- Take a tour. We only took one tour, but we learned so much more than if we had wandered alone. In retrospect, we probably could have taken more tours, or rented the audio tours. NOTE: Make reservations for tours and audio tours ahead of time. I downloaded several free apps for the museums but did not find them very useful. Eavesdropping on other tours provided a fount of information. I also looked up individual paintings on Wikipedia and read pertinent sections to the kids.
- Don’t worry if they aren’t getting the most out of their experience. As homeschoolers, we tend to want every experience to be a learning experience. But sometimes it’s just boring. Let them lay on the couch and be bored. They are probably getting something out of it anyway.
- Make sure you don’t miss Florence’s street art when you are there!
Must See Museums in Florence
In this hands-on, interactive museum, kids and their adults can learn about da Vinci and his machines. I wrote about it my Five Things to do in Florence with Kids post.
Tickets: Buy at the museum or use your Firenze Card. No need for advanced tickets here.
This is the home of Michelangelo’s David, as well as other sculptures by Michelangelo and a collection of Renaissance paintings. The Michelangelo statues are the show stoppers, but the room full of busts was pretty interesting. It demonstrated how Renaissance sculptors were able to create such life-like works. It’s best if you can listen in on a tour guide here.
Tickets: Get them online or use your Firenze Card
This is another museum I included in my Five Things to do in Florence with Kids post. It’s a funky place and a little off the beaten path — exactly why we loved it. I wish we had take the time to visit the Natural History Museum in the same building, but that’s for another visit.
Tickets: Buy them at the museum. If you buy the full ticket (not the family pass), you can access the Museo Galileo at a reduced fee. No need for advanced tickets here.
The interactive exhibits on the ground floor will keep kids’ interest and we adults found the scientific instruments on the next two floors fascinating. Our kids got pretty bored here, but it may have just been timing. We visited a lot of museums!
Tickets: Buy them at the museum or use your Firenze Card. If you buy the full ticket (not the family pass), you can access La Specola at a reduced fee. No need for advanced tickets here.
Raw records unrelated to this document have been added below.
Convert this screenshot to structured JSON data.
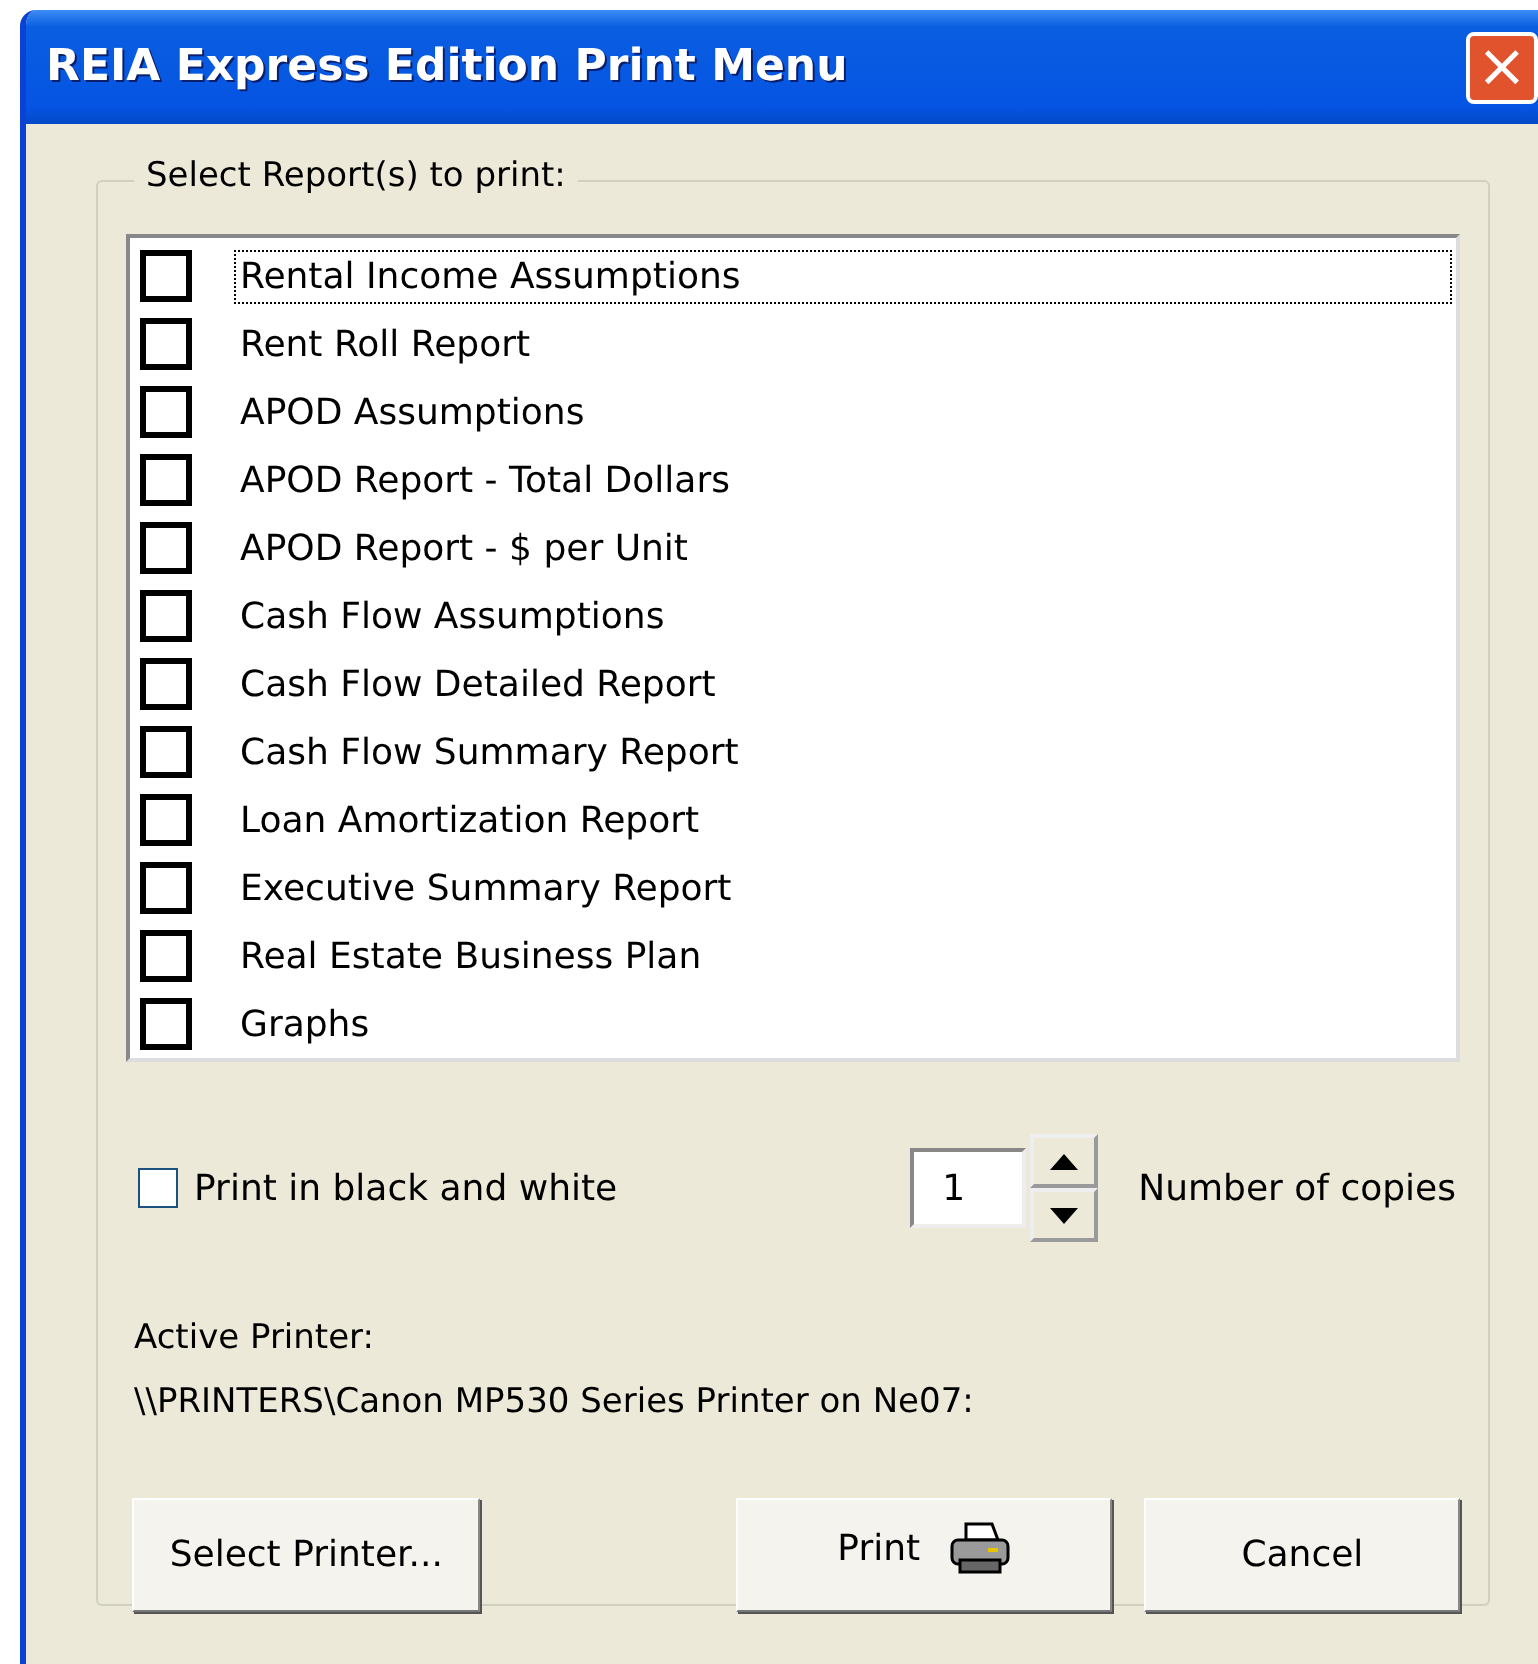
{
  "window": {
    "title": "REIA Express Edition Print Menu",
    "close_button": "×"
  },
  "group": {
    "label": "Select Report(s) to print:"
  },
  "reports": [
    {
      "label": "Rental Income Assumptions",
      "checked": false,
      "focused": true
    },
    {
      "label": "Rent Roll Report",
      "checked": false,
      "focused": false
    },
    {
      "label": "APOD Assumptions",
      "checked": false,
      "focused": false
    },
    {
      "label": "APOD Report - Total Dollars",
      "checked": false,
      "focused": false
    },
    {
      "label": "APOD Report - $ per Unit",
      "checked": false,
      "focused": false
    },
    {
      "label": "Cash Flow Assumptions",
      "checked": false,
      "focused": false
    },
    {
      "label": "Cash Flow Detailed Report",
      "checked": false,
      "focused": false
    },
    {
      "label": "Cash Flow Summary Report",
      "checked": false,
      "focused": false
    },
    {
      "label": "Loan Amortization Report",
      "checked": false,
      "focused": false
    },
    {
      "label": "Executive Summary Report",
      "checked": false,
      "focused": false
    },
    {
      "label": "Real Estate Business Plan",
      "checked": false,
      "focused": false
    },
    {
      "label": "Graphs",
      "checked": false,
      "focused": false
    }
  ],
  "black_and_white": {
    "label": "Print in black and white",
    "checked": false
  },
  "copies": {
    "value": "1",
    "label": "Number of copies"
  },
  "active_printer": {
    "label": "Active Printer:",
    "value": "\\\\PRINTERS\\Canon MP530 Series Printer on Ne07:"
  },
  "buttons": [
    {
      "kind": "select",
      "label": "Select Printer..."
    },
    {
      "kind": "print",
      "label": "Print"
    },
    {
      "kind": "cancel",
      "label": "Cancel"
    }
  ]
}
The Duomo Museum includes the Cathedral of Santa Maria del Fiore, Brunelleschi’s Dome, Giotto’s Bell Tower, the Baptistry of San Giovanni, the Crypt of Santa Reparata, and the Opera Museum. We visited all of the spaces except the crypt. Once again, we ran out of time or energy…or ended up at the bar-café drinking wine and eating potato chips. It happens.
Make a trip to Brunelleschi’s Dome part of worldschooling il Duomo’s Dome.
Museo dell’Opera del Duomo far surpassed our expectations. Inside it feels like a cathedral in part, an art gallery, and an archaeological dig. Most notably, we appreciated the original “Doors to Paradise” (replicas are used on the Baptistry). There are also works from Arnolfo, Ghiberti, Donatello, Luca della Robbia, Antonio Pollaiolo, Verrocchio, and Michelangelo.
Tickets: Get them online or use your Firenze Card. Tickets to all the Duomo museums are good for 48 hours. The church is free, so we visited that on a separate day from what we called “Two Days of Duomo.” Climbing the bell tower and cupola are also must sees in Florence.
This is the big one. Botticelli’s Birth of Venus and Primavera hang here. Art by da Vinci, Rafael, Michelangelo, Rembrandt, and other Renaissance masters adorn the walls. The whole museum was really quite extraordinary and all four of us enjoyed it. Even the building with its painted ceilings is a piece of art. We took a break about 3/4 of the way through and had a snack on the terrace with a view of the Palazzo Vecchio. The café was a nice treat in itself. It took us three hours to get through, so you can imagine that it would be hard to fit this into a Firenze Card experience.
Tickets: Get them online or use your Firenze Card.
Any museums you’d add to a must-see list?